It is possible that hearing losses associated with SHS exposure in utero may begin well before adolescence, said Dr. Shelton. “If this effect occurs while the inner ear is forming, then you would expect it to be apparent earlier, and early hearing loss has an impact on a number of things such as speech and language development, which is why this is such an important question.”
Indeed, “it’s very likely that it’s a continuum, meaning that if we were able to check these infants annually or biannually, we might find a progression in their hearing loss,” Dr. Shapiro said. And, “if the group in this study were followed for the next 10 to 20 years, we might see their hearing loss progress even further.”
These findings also suggest that early SHS exposure, be it in utero or during childhood, may be among many environmental factors that, when added together, take a toll on hearing. Unfortunately, said Dr. Lalwani, currently “there’s no good way to tell if there is ongoing deterioration of hearing.
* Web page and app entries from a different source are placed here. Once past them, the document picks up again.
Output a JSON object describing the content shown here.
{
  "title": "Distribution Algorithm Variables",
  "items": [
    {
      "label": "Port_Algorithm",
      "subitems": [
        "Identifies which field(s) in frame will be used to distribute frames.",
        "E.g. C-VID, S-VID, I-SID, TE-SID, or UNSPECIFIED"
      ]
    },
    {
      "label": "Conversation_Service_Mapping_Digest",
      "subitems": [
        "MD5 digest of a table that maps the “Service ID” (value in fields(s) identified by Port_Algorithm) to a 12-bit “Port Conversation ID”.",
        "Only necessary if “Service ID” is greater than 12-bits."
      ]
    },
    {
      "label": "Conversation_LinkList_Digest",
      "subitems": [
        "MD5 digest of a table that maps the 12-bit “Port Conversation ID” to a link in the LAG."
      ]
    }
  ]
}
These kids may be more susceptible to ear injuries, but right now that’s all conjecture.”
Still, the question resonates. “We sometimes see patients who are more susceptible to noise-induced hearing loss than you would expect; the hearing loss is out of proportion to their noise exposure,” Dr. Shelton explained. “Maybe there’s an environmental factor, such as cigarette smoke, that makes them more vulnerable to this type of noise damage. That’s why I think studying this issue further may be helpful.”
Implications for Otolaryngologists
Otolaryngologists can probably be most helpful in the public message arena, Dr. Shapiro said. “People think about the obvious things associated with smoking, such as pre-term delivery, asthma and all of the respiratory problems, but they don’t really think about hearing as a potential issue. If you have patients who are pregnant, or if you are an otolaryngologist who sees children of women who smoke, I think there needs to be more education on understanding the impact of hearing on child development, language, speech, interaction, school performance, how even changes as subtle as the ones seen in this study may lead to learning issues and memory issues, developmental issues. People who smoke may think their child has normal hearing because she is 3 years old and has passed her hearing test, but she may have already sustained some permanent damage.”
“It’s important to identify risk factors and to ensure that those children are screened,” Dr. Lalwani said. “And, also, to make sure those kids don’t become smokers themselves.”